Urban Wind Field Analysis from the Jack Rabbit II Special Sonic Anemometer Study

Citation:

Pirhalla, M., D. Heist, S. Perry, S. Hanna, T. Mazzola, S. Arya, AND V. Aneja. Urban Wind Field Analysis from the Jack Rabbit II Special Sonic Anemometer Study. ATMOSPHERIC ENVIRONMENT. Elsevier Science Ltd, New York, NY, 243:117871, (2020). https://doi.org/10.1016/j.atmosenv.2020.117871

Impact/Purpose:

The Jack Rabbit II Special Sonic Anemometer Study (JRII-S), a field project designed to examine the flow and turbulence within a systematically arranged mock-urban environment constructed from CONEX shipping containers, is described in detail in this manuscript. The study involved the deployment of 35 sonic anemometers at multiple heights and locations, including a tall, unobstructed tower located outside the building array to document the approach wind flow characteristics. This manuscript is the first in-depth description of the JRII-S field study. The purpose of this work was to analyze the sonic data and report observed wind flow patterns within the urban canopy in comparison to the approaching boundary layer flow. We show that the flow within the building array follows a tendency towards one of three generalized flow regimes displaying channeling over a wide range of wind speeds, directions, and atmospheric stabilities. Two or more sensors positioned only about 2-5 meters apart can have vastly different flow patterns that are dictated by the building structures. Within the building array, turbulence values represented by normalized vertical velocity variance, a method of describing fine-scale changes in upward or downward wind flow, are at least two to three times greater than that in the approach flow and show little variation with height. There is also little evidence that the vertical variance measured at various heights or locations within the array is a strong function of stability type in contrast to the approach flow. The results reinforce how urban areas create complicated wind patterns, channeling effects, and localized turbulence that can impact the dispersion of an effluent release. These findings can be used to inform development of improved wind flow algorithms to better characterize pollutant dispersion in fast-response models. The manuscript may be of interest to emergency planners, stakeholders, and micro-meteorologists examining complex wind flow within urban areas. The implication is that any neutrally buoyant release would be carried within the wind's streamline flow and affect locations downwind.

Description:
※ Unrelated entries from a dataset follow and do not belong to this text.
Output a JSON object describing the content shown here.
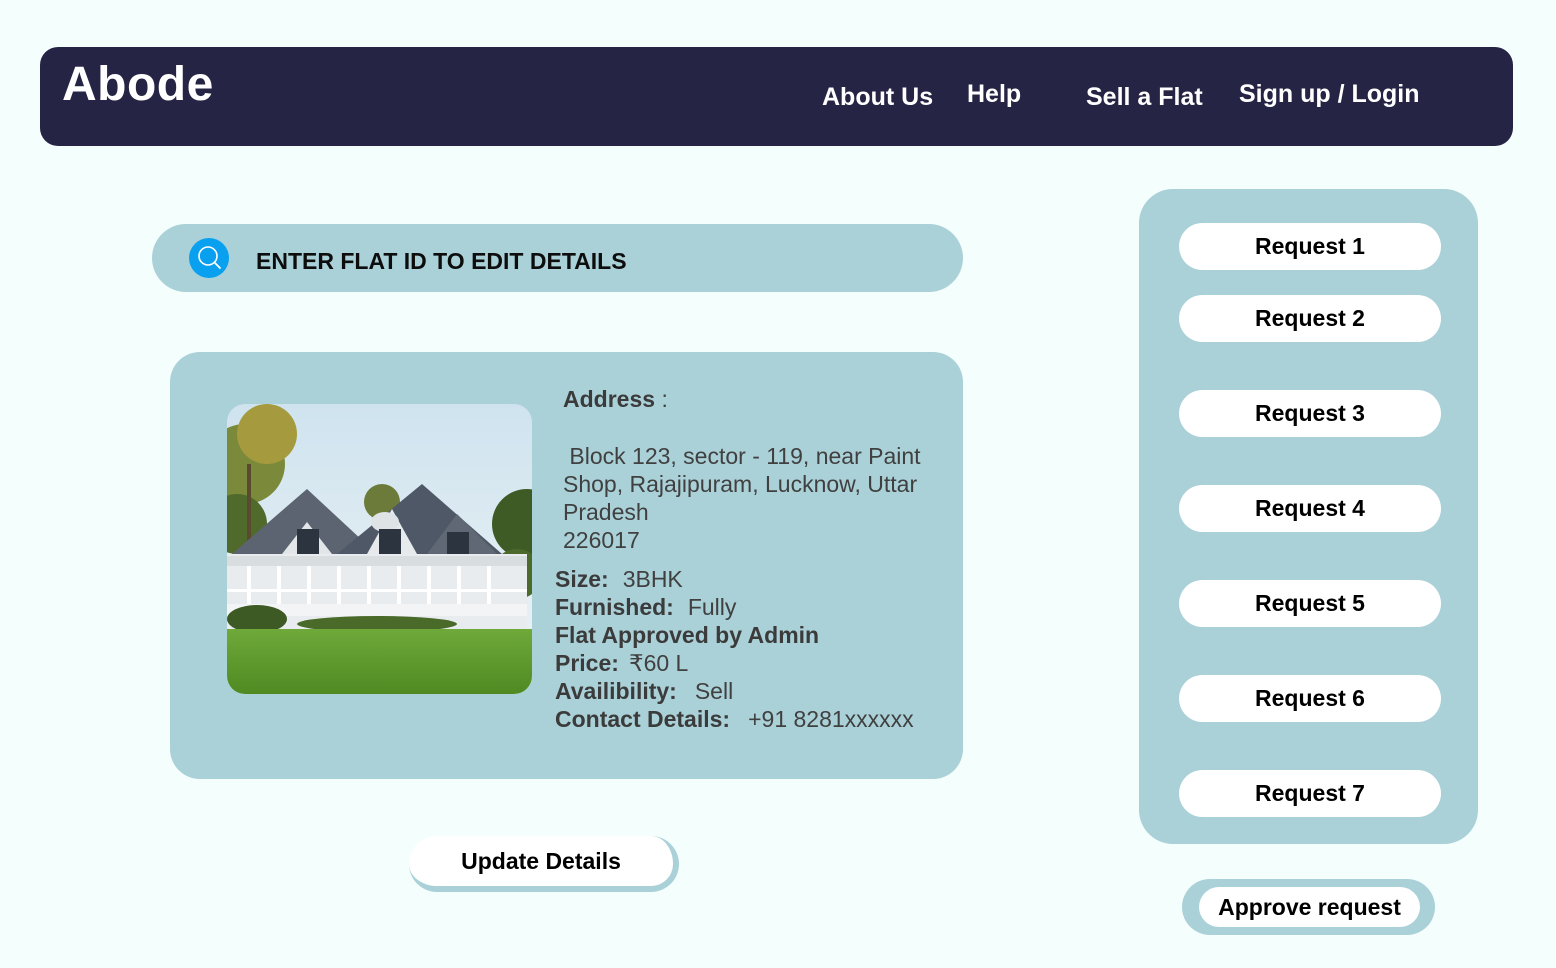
{
  "header": {
    "brand": "Abode",
    "nav": {
      "about": "About Us",
      "help": "Help",
      "sell": "Sell a Flat",
      "login": "Sign up / Login"
    }
  },
  "search": {
    "placeholder": "ENTER FLAT ID TO EDIT DETAILS",
    "icon": "search-icon"
  },
  "flat": {
    "address_label": "Address",
    "address_colon": ":",
    "address_lines": [
      " Block 123, sector - 119, near Paint",
      "Shop, Rajajipuram, Lucknow, Uttar",
      "Pradesh",
      "226017"
    ],
    "size_label": "Size:",
    "size_value": "3BHK",
    "furnished_label": "Furnished:",
    "furnished_value": "Fully",
    "approved_text": "Flat Approved by Admin",
    "price_label": "Price:",
    "price_value": "₹60 L",
    "availability_label": "Availibility:",
    "availability_value": "Sell",
    "contact_label": "Contact Details:",
    "contact_value": "+91 8281xxxxxx"
  },
  "update_button": "Update Details",
  "requests": [
    "Request 1",
    "Request 2",
    "Request 3",
    "Request 4",
    "Request 5",
    "Request 6",
    "Request 7"
  ],
  "approve_button": "Approve request",
  "colors": {
    "navbar": "#262444",
    "panel": "#aad1d8",
    "page_bg": "#f4fefd",
    "search_icon": "#0aa0f0"
  }
}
The Jack Rabbit II Special Sonic Anemometer Study (JRII-S), a field project designed to examine the flow and turbulence within a systematically arranged mock-urban environment constructed from CONEX shipping containers, is described in detail. The study involved the deployment of 35 sonic anemometers at multiple heights and locations, including a 32 m tall, unobstructed tower located about 115 m outside the building array to document the approach wind flow characteristics. Along with a description of the study, the purpose of this work was to analyze the sonic data and report observed wind flow patterns within the urban canopy in comparison to the approaching boundary layer flow. We show that the flow within the building array follows a tendency towards one of three generalized flow regimes displaying channeling over a wide range of wind speeds, directions, and stabilities. Two or more sonics positioned only a few meters apart can have vastly different flow patterns that are dictated by the building structures. Within the building array, turbulence values represented by normalized vertical velocity variance are at least two to three times greater than that in the approach flow and show little variation with height. There is also little evidence that the vertical variance measured at various heights or locations within the array is a strong function of stability type in contrast to the approach flow. The results reinforce how urban areas create complicated wind patterns, channeling effects, and localized turbulence that can impact the dispersion of an effluent release. These findings can be used to inform development of improved wind flow algorithms to better characterize pollutant dispersion in fast-response models.

Record Details:

Record Type: DOCUMENT ( JOURNAL/ PEER REVIEWED JOURNAL)
Product Published Date: 12/15/2020
Record Last Revised: 09/09/2020
OMB Category: Other
Record ID: 349660